Assessing your situation is the most important factor in determining the correct approach to health care. It’s a complex issue. It sometimes feels as if you are untying a knot when you are planning for health care coverage.
But there are solutions. This month’s newsletter serves as a guide that can help you untangle that knot. If you have additional questions, we’re happy to assist.
Investor Corner: It’s never a straight line
Last year was a year most investors would like to forget. While the performance was underwhelming, let’s not forget some of the lessons learned.
We recognized that a well-diversified portfolio of stocks appreciates over a long period. But we expect interruptions along the way.
Since 1909, there have only been four periods where the rolling 10-year annualized return of the S&P 500 Index has been negative.
Two occurred in the late 1930s, which coincided with the stock market collapse and the Great Depression, and two occurred in the late 2000s, which coincided with the financial crisis and the Great Recession.
Looking back 10 years prior to those periods, we arrive at the Roaring Twenties and a thriving stock market, and the stock market bubble of the late 1990s. In other words, stocks had gotten well ahead of the economic fundamentals, and an economic event forced a longer-term retrenchment.
Here is one more statistic. Over the period in question, stocks averaged a 10% annual return. Despite their volatility, stocks still outperformed savings accounts, CDs, T-bills, and bonds over the long term.

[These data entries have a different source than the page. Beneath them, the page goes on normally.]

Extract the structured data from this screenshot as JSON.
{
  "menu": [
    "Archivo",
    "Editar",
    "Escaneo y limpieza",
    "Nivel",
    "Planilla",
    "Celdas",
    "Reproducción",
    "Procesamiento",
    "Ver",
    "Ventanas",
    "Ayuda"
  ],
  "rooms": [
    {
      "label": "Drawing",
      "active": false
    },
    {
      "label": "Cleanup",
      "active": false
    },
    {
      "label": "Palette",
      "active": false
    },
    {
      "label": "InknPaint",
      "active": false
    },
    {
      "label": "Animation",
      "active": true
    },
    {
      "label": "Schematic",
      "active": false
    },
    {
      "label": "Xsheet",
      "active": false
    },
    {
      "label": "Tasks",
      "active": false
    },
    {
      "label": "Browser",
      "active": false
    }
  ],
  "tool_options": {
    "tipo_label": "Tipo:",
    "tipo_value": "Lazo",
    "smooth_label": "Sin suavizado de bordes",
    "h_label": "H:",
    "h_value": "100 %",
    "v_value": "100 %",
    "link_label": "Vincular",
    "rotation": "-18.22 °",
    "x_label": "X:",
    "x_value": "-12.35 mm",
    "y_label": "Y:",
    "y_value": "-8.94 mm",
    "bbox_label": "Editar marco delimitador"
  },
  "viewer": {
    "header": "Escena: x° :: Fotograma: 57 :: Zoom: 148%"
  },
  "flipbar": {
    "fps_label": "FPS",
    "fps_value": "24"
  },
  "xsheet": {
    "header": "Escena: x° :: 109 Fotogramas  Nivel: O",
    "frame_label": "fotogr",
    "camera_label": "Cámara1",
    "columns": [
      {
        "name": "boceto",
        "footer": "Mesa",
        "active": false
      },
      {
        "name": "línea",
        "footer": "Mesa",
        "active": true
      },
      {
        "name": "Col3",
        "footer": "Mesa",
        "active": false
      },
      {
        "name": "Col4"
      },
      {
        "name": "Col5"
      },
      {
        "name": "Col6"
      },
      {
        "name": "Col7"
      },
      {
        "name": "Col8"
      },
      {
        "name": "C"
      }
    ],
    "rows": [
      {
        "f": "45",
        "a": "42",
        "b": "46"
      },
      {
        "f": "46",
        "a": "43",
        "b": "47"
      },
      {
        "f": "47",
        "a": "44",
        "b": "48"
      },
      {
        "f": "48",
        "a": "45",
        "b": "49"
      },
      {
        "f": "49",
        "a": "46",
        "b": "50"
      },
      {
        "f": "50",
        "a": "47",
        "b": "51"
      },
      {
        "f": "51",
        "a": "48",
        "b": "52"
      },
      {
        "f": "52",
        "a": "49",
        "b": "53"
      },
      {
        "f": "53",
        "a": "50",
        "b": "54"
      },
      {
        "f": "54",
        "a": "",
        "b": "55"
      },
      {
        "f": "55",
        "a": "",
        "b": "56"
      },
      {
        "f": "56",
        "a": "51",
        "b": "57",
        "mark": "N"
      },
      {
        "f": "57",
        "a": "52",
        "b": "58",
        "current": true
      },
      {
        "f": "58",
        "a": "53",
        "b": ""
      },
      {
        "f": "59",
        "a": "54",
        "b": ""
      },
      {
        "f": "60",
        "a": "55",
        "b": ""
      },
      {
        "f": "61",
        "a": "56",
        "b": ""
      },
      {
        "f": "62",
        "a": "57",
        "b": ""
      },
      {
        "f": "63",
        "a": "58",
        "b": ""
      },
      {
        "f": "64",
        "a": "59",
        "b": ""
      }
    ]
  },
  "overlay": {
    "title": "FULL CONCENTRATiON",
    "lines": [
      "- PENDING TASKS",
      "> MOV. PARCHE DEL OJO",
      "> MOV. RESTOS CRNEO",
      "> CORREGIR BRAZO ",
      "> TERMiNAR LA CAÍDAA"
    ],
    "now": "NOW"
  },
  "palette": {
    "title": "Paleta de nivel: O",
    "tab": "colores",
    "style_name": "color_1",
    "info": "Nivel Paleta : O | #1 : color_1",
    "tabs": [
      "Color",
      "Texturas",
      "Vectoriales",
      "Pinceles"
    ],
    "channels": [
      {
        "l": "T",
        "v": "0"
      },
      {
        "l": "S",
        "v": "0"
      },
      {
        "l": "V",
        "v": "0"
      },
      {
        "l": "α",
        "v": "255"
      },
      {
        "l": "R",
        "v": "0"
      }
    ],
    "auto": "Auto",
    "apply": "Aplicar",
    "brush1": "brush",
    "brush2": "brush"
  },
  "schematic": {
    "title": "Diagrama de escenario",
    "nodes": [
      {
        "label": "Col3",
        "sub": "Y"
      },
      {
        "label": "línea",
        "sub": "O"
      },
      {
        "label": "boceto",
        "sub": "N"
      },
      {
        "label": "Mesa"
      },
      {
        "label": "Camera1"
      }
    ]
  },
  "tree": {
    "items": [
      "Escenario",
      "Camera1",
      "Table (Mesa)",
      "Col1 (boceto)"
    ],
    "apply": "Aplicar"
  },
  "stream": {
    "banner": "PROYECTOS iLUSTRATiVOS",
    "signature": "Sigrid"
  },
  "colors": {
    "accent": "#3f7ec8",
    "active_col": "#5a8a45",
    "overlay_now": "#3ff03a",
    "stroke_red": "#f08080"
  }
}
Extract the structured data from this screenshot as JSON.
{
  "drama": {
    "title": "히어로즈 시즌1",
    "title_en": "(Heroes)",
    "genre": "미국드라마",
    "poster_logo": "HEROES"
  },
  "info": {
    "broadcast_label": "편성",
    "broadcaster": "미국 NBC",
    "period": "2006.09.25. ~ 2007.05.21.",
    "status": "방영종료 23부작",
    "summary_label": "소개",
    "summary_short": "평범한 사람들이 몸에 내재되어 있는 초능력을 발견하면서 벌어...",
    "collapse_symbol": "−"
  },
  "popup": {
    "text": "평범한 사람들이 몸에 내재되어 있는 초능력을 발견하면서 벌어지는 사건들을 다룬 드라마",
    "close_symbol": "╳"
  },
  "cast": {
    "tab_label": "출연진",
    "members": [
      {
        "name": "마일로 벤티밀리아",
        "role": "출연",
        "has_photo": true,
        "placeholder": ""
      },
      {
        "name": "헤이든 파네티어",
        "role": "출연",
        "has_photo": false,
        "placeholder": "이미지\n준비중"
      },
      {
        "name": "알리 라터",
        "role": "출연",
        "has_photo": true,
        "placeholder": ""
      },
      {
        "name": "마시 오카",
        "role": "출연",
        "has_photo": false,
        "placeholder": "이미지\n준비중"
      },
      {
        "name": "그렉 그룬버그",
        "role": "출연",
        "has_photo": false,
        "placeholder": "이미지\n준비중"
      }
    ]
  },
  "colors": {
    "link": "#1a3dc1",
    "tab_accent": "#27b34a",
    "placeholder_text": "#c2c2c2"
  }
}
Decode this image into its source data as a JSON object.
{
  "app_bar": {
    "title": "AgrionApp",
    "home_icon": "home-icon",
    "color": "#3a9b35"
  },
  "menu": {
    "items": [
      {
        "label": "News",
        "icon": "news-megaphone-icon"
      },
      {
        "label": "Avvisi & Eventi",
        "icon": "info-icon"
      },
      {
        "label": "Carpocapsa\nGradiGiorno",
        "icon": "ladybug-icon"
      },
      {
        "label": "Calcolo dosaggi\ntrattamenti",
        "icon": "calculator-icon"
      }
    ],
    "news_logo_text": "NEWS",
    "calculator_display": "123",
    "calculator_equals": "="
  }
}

Last month, stocks took a breather. When markets are seemingly priced for perfection, any disappointment may lead to a pullback.
Last month, Treasury yields began to move higher, with the 10-year Treasury yield hitting its highest level since 2007, according to data from the St. Louis Federal Reserve.
Concerns over China’s slow recovery from draconian covid lockdowns also created some jitters.
Finally, August has historically been a weak month for stocks, per monthly S&P 500 data from the St. Louis Federal Reserve.
We’re not smart enough to time the stock market. Occasionally, we might make a lucky guess, but it’s not something we can depend on. Even the most experienced traders could get lucky once in a while, but it’s impossible to predict the highs and lows of the stock market consistently.
Few saw a bear market last year, and few expected the stock market to rally as it has done this year. In fact, many expected the economy to be in a recession by now, which would likely have created another impediment to stock market progress. We’re still waiting for that recession.
That said, control what you can control.
We can’t and you can’t control shorter-term returns. That’s out of our sphere of influence.
But there are aspects of investing that we can control.
- Long-term performance is about time in the market, not timing the market.
- Your behavior plays an important role in long-term returns. How do you react when stocks soar or falter? Does euphoria lead you to become too aggressive? Does market weakness push you to get too conservative after equities have already faltered?
- What is the best approach to your financial plan? Your mix of stocks, bonds and cash (and any other diversified asset class) plays a role. Much will depend on your appetite to take on risk.
It’s why we consistently emphasize your financial plan and your long-term goals.
The plan isn’t etched in stone. It is flexible. When life brings about changes, we can make adjustments. But we encourage adjustments in the variables you can control.
I trust you have found this review to be informative. If you have any inquiries or wish to discuss any concerns, please don’t hesitate to schedule a meeting at https://www.bdafinancial.com/schedule